### Work required
This exercise calls for every line of the data below with the string "level" in it.

### Records to use

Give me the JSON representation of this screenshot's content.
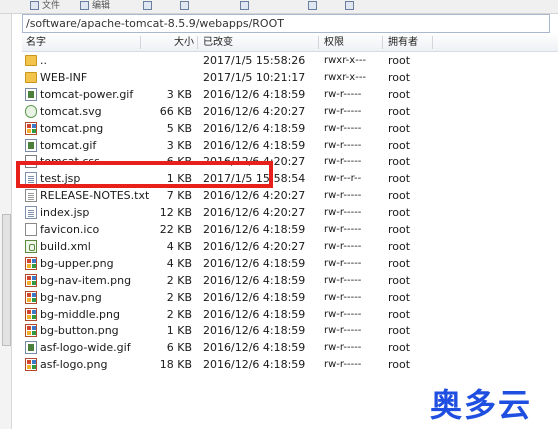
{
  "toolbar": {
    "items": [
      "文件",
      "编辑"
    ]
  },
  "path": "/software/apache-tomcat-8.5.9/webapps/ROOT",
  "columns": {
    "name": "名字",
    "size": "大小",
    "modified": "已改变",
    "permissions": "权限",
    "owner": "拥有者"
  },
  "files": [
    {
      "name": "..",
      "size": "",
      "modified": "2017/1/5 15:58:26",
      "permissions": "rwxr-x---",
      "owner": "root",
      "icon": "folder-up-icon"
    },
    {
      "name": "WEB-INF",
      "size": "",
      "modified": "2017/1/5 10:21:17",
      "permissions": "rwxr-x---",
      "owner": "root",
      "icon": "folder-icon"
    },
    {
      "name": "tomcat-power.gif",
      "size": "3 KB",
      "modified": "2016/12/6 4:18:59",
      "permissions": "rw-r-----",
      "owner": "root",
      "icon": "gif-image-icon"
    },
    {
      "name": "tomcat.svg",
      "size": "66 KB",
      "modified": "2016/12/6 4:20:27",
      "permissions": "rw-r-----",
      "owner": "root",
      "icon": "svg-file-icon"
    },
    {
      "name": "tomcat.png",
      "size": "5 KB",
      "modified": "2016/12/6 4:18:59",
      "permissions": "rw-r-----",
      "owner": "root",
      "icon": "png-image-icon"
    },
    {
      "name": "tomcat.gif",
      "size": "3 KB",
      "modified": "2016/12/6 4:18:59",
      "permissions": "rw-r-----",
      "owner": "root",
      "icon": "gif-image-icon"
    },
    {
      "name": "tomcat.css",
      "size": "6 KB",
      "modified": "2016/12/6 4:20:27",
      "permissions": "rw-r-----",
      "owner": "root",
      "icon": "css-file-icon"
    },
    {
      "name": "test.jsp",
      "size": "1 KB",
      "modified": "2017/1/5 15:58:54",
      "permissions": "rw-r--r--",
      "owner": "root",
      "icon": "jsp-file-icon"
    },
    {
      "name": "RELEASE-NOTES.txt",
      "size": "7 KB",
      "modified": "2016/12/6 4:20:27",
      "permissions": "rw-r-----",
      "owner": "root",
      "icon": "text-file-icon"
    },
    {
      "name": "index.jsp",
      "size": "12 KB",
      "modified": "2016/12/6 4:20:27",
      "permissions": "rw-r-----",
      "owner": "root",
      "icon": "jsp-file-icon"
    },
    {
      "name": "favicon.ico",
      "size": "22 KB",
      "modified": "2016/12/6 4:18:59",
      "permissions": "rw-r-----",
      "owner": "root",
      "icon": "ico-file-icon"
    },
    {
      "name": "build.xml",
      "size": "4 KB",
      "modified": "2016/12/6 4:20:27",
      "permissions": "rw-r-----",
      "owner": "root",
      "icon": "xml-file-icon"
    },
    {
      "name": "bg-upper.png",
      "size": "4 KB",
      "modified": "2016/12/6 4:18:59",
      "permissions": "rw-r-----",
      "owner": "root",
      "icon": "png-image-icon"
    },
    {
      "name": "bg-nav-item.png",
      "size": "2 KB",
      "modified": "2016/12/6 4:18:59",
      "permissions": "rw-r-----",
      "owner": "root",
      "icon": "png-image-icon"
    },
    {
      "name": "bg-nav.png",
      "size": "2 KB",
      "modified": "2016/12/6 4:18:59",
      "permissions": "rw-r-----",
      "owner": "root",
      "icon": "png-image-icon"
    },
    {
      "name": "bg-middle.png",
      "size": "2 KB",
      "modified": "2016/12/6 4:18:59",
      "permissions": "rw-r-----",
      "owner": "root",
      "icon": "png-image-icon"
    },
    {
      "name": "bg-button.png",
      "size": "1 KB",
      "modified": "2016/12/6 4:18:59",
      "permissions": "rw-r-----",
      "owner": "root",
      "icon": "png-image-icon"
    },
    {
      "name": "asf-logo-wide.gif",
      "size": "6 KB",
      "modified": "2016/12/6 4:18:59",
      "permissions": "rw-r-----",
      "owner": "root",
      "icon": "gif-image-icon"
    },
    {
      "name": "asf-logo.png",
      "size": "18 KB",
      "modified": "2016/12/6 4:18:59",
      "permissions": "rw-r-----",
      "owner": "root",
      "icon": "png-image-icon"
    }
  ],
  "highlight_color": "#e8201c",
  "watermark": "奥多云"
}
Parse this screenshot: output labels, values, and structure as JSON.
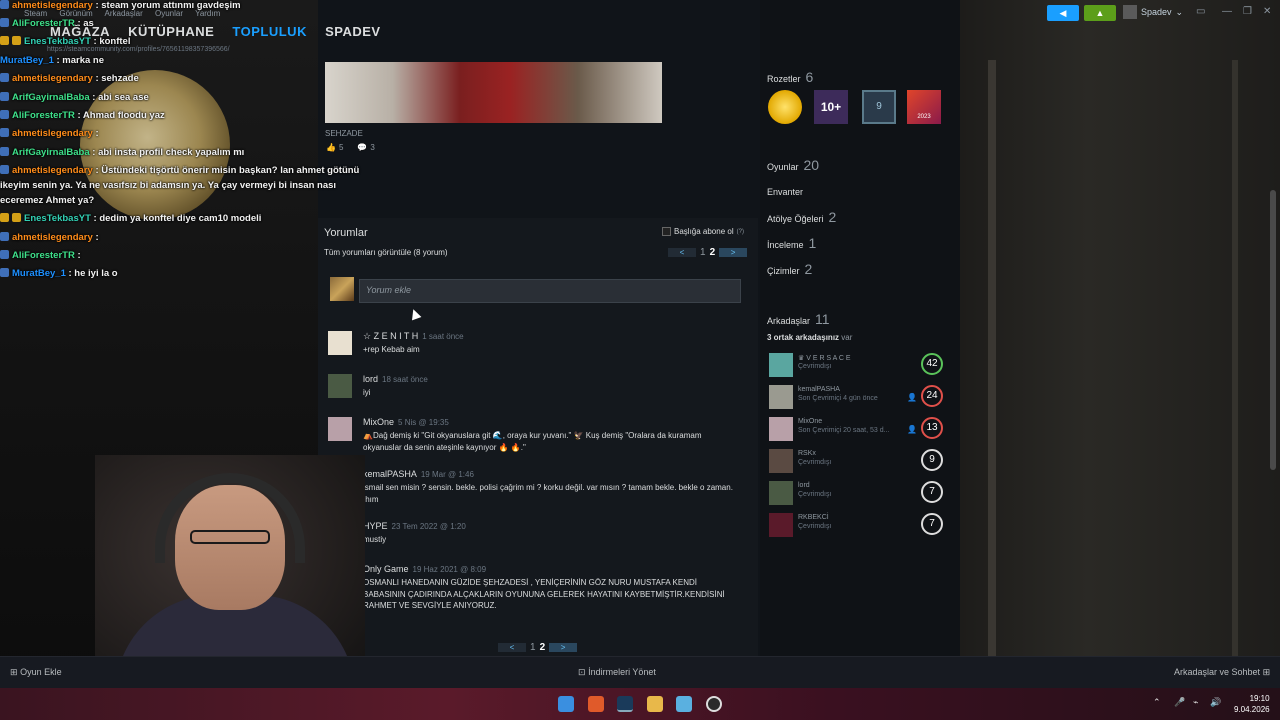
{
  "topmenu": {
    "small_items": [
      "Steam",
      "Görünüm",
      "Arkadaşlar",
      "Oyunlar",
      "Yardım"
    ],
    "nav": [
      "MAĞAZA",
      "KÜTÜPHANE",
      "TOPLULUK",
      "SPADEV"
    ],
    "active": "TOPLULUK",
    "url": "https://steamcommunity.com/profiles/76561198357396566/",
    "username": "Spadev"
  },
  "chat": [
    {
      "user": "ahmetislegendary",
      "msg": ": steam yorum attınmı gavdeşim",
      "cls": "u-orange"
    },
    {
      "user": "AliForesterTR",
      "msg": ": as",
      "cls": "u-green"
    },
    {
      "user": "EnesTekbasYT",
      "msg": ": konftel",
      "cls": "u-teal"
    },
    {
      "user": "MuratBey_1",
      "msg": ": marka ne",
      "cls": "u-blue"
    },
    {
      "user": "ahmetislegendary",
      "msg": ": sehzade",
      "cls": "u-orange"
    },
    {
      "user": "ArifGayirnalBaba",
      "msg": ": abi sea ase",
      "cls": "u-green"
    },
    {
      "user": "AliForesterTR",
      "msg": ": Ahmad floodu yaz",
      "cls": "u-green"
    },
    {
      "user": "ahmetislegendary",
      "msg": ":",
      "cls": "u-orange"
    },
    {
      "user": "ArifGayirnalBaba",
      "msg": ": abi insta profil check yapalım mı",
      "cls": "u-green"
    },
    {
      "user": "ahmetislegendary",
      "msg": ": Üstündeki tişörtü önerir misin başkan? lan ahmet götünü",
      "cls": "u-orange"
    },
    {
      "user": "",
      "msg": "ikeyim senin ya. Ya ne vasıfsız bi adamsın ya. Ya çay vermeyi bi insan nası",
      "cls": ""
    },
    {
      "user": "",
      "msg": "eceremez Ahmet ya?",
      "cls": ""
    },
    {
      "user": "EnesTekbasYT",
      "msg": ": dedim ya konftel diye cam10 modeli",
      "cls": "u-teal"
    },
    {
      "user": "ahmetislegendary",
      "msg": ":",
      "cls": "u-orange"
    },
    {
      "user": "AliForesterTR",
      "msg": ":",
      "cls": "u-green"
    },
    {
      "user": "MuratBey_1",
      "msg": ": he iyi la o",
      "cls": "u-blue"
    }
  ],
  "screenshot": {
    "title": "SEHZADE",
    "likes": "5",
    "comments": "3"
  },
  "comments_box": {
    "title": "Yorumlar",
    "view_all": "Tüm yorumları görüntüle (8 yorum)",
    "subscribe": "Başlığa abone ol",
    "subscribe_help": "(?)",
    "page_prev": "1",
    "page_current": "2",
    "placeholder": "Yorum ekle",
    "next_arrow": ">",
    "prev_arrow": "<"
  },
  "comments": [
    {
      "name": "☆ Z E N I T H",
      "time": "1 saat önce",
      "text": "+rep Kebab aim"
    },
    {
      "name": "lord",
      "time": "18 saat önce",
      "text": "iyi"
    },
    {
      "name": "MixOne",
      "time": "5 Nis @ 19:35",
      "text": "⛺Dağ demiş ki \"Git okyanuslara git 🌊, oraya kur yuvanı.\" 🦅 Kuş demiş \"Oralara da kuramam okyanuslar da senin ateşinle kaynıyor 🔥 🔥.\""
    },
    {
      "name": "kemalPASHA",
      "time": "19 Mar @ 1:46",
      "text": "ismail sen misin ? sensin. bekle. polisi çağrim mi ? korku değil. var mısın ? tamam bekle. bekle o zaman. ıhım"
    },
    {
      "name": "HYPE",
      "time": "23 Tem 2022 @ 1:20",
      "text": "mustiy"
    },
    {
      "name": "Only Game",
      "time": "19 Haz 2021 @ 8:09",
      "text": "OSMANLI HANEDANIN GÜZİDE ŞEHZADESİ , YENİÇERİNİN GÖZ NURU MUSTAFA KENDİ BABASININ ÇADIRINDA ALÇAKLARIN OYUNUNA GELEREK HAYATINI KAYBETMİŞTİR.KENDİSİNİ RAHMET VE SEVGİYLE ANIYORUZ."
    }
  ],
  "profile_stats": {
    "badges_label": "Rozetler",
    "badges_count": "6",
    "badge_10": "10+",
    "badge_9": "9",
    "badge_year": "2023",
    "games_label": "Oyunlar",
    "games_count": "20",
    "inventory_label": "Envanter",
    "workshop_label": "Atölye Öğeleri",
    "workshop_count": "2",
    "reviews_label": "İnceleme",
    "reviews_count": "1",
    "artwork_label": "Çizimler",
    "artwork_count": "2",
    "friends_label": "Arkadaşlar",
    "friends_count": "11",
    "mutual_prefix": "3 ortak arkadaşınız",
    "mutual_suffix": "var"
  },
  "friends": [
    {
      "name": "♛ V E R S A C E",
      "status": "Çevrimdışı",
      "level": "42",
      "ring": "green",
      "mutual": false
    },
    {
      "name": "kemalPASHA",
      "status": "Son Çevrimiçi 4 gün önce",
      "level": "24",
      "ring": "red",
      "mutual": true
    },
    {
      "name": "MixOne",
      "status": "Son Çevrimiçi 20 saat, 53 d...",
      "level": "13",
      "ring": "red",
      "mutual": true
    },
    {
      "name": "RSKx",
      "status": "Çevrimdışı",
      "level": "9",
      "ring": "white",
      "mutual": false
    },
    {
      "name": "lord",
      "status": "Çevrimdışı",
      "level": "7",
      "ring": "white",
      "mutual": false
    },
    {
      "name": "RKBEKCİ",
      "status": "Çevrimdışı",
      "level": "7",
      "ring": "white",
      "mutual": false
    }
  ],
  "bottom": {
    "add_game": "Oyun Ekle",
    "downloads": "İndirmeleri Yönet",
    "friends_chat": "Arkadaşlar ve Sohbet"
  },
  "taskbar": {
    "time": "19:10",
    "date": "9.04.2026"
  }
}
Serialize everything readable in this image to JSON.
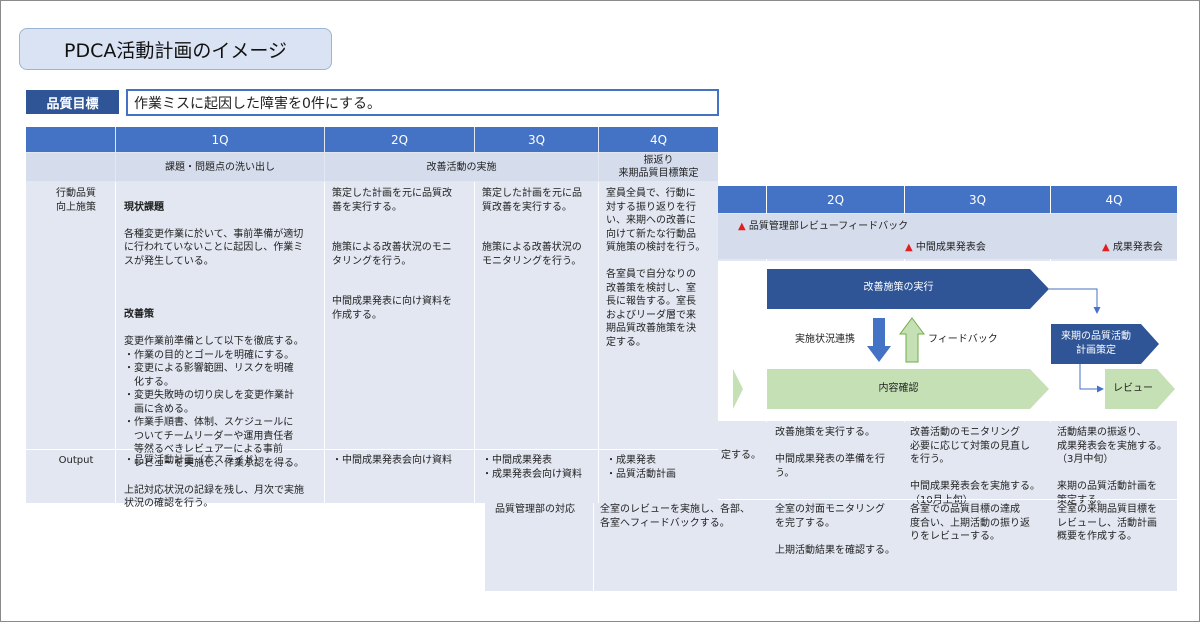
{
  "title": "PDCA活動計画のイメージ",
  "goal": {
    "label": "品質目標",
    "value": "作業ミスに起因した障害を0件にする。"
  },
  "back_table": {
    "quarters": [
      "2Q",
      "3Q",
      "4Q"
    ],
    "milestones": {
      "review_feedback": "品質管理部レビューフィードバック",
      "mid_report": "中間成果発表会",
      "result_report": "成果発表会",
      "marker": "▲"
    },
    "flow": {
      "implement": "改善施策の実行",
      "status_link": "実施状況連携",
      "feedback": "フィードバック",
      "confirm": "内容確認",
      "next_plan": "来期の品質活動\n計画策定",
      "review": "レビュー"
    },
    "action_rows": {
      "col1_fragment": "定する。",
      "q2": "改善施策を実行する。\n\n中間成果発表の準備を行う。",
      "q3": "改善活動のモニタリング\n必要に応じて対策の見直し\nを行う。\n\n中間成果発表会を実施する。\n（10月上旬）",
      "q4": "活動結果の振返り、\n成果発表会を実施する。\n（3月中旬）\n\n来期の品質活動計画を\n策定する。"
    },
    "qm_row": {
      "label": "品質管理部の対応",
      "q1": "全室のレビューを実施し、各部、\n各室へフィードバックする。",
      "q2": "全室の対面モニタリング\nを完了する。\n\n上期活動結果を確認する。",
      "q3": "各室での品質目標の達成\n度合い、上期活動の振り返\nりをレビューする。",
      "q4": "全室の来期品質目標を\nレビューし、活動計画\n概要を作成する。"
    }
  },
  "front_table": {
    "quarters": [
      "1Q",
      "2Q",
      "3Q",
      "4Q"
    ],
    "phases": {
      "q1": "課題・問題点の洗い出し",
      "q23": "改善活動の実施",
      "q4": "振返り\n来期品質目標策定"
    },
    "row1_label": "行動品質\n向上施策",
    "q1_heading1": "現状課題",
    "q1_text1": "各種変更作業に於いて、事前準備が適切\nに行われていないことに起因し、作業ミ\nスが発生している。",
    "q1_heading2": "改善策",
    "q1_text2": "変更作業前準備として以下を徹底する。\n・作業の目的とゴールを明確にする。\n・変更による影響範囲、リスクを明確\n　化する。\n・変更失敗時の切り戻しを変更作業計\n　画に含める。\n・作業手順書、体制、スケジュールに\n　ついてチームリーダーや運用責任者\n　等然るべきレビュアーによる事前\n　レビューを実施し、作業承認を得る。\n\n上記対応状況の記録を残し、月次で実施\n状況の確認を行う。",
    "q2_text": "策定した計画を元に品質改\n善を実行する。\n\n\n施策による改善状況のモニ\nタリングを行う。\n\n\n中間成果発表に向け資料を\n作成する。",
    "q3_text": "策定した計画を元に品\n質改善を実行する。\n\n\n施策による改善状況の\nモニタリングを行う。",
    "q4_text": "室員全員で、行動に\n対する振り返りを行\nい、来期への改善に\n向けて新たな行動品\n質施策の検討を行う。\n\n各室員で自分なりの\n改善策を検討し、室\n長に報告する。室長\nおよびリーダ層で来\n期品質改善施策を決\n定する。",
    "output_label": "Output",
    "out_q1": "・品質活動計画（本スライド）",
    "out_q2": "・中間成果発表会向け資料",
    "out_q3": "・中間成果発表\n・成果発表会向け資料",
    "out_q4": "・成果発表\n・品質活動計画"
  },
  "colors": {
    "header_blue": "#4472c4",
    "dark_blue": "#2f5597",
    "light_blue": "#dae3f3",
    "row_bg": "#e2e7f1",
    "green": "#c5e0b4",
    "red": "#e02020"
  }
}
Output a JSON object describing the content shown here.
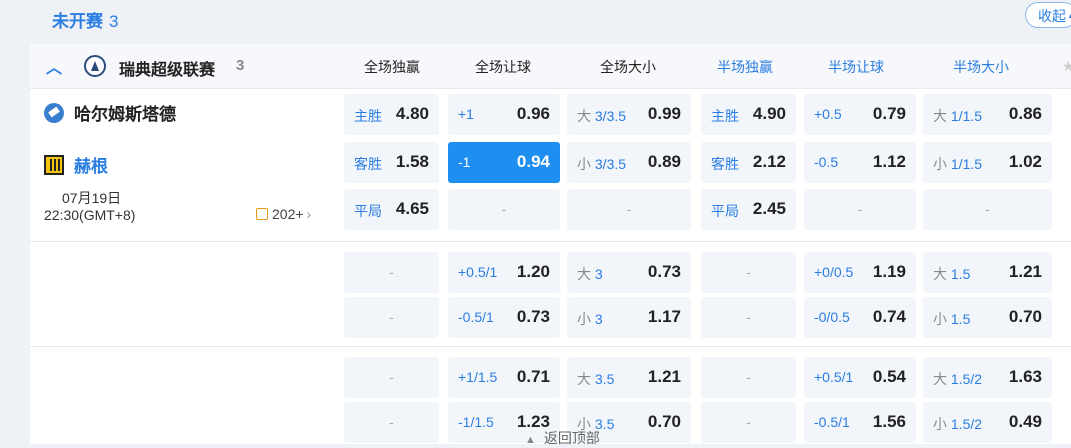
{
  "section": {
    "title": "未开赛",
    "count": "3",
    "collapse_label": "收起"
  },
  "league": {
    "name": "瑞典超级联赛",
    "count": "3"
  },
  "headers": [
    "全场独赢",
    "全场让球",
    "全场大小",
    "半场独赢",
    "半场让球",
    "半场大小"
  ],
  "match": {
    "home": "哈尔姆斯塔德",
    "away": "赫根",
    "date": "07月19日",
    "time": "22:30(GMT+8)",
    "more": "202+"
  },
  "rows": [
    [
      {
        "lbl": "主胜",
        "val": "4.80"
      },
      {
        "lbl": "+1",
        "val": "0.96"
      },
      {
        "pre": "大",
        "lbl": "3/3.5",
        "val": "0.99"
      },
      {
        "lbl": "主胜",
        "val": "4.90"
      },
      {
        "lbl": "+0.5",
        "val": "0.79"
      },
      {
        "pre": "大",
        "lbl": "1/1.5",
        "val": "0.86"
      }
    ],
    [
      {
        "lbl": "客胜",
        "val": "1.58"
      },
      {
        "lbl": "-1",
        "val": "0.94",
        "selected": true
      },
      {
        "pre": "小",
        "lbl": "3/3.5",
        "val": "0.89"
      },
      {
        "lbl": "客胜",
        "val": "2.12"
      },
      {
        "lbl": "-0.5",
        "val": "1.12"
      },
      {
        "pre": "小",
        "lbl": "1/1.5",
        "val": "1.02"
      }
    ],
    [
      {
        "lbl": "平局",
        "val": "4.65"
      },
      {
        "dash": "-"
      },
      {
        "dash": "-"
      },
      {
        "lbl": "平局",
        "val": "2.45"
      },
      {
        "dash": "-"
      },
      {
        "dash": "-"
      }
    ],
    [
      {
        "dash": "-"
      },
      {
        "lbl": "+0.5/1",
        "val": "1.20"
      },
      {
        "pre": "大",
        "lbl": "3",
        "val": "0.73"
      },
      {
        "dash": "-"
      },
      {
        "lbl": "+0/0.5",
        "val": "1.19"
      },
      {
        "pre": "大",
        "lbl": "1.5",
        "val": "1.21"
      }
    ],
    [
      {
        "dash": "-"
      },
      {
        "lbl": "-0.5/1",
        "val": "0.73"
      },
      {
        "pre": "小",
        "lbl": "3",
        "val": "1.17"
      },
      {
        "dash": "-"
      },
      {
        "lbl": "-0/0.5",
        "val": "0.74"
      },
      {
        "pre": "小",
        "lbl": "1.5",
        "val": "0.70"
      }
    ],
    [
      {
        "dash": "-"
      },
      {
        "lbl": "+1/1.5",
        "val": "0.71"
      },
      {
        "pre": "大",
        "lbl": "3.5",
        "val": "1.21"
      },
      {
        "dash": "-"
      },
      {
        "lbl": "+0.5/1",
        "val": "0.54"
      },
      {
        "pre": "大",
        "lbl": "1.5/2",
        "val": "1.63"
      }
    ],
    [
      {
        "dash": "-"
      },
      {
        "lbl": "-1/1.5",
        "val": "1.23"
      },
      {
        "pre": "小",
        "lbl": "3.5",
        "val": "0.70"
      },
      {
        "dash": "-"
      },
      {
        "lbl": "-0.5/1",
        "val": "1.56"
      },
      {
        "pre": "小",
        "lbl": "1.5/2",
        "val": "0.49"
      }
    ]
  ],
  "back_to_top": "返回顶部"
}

### Result of the task
      "level": "42",
      "level": "24",
      "level": "13",
      "level": "9",
      "level": "7",
      "level": "7",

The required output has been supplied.